This chapter examines the two main legal systems in the world—the civil law and the common law—and their impact on international arbitration. The majority of the world’s population lives under the civil law, but the influence of the common law is significant. Before becoming an international arbitrator, I practiced law in both civil and common law jurisdictions so this chapter contains personal and academic reflections.
II. History and Substantive Differences
The civil law system is derived from Roman law, which eventually led to the Napoleonic Code, the foundation of French law. The civil law spread to the rest of continental Europe, Russia, China, most of Asia, Latin America, and part of Africa. The common law system is the Anglo-American legal tradition based on English law. It spread to the United States, Canada, India, Australia and the rest of the British Commonwealth.
The common and civil law differ in numerous ways apart from arbitration procedure. For example, the common law requires consideration to form a contract; the civil law allows gift contracts; the common law doctrine of res judicata is broader than its civil law equivalent; and the common law allows extra-contractual punitive damages.
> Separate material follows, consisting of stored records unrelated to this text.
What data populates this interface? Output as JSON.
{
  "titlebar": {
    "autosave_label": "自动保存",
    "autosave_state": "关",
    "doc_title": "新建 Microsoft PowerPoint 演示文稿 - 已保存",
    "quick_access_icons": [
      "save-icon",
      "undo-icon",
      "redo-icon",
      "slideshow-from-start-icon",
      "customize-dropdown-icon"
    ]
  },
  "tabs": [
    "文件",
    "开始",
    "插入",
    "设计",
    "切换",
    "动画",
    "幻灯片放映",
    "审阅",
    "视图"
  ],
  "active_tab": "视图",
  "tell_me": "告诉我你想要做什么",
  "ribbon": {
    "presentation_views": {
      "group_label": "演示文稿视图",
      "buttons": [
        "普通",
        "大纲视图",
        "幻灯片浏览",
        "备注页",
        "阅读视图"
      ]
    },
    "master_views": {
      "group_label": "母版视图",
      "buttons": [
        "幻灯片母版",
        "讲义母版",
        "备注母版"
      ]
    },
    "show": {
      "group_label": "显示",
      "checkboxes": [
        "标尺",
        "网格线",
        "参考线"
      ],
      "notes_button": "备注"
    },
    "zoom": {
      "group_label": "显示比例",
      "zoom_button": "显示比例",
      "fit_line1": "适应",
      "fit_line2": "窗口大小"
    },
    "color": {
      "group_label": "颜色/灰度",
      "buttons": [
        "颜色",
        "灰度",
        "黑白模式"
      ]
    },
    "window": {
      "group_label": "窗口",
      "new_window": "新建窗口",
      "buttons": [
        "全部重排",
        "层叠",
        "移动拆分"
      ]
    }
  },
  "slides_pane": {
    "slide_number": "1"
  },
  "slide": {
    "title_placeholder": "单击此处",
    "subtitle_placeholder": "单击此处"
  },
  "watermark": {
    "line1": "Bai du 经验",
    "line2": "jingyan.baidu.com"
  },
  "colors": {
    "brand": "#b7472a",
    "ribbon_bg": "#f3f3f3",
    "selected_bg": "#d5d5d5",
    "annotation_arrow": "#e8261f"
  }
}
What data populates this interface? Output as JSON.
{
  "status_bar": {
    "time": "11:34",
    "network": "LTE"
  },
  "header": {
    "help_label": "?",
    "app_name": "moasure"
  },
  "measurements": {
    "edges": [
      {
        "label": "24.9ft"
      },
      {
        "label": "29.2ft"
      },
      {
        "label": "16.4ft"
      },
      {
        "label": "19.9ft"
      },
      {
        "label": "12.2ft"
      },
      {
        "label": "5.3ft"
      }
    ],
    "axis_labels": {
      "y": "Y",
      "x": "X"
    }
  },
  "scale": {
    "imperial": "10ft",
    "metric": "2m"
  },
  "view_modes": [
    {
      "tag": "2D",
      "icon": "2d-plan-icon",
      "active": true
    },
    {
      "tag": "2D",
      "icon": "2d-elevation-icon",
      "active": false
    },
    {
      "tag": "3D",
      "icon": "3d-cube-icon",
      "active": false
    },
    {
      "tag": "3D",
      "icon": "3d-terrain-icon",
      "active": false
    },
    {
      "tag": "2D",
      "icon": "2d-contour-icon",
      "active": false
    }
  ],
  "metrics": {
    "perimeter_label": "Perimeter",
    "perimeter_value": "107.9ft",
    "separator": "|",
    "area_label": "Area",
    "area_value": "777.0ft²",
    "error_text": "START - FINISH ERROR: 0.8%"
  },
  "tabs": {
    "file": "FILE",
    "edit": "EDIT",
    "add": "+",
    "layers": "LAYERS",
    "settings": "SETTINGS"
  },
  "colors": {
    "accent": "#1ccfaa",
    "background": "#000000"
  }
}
We now turn to procedural differences and their effects on international arbitration.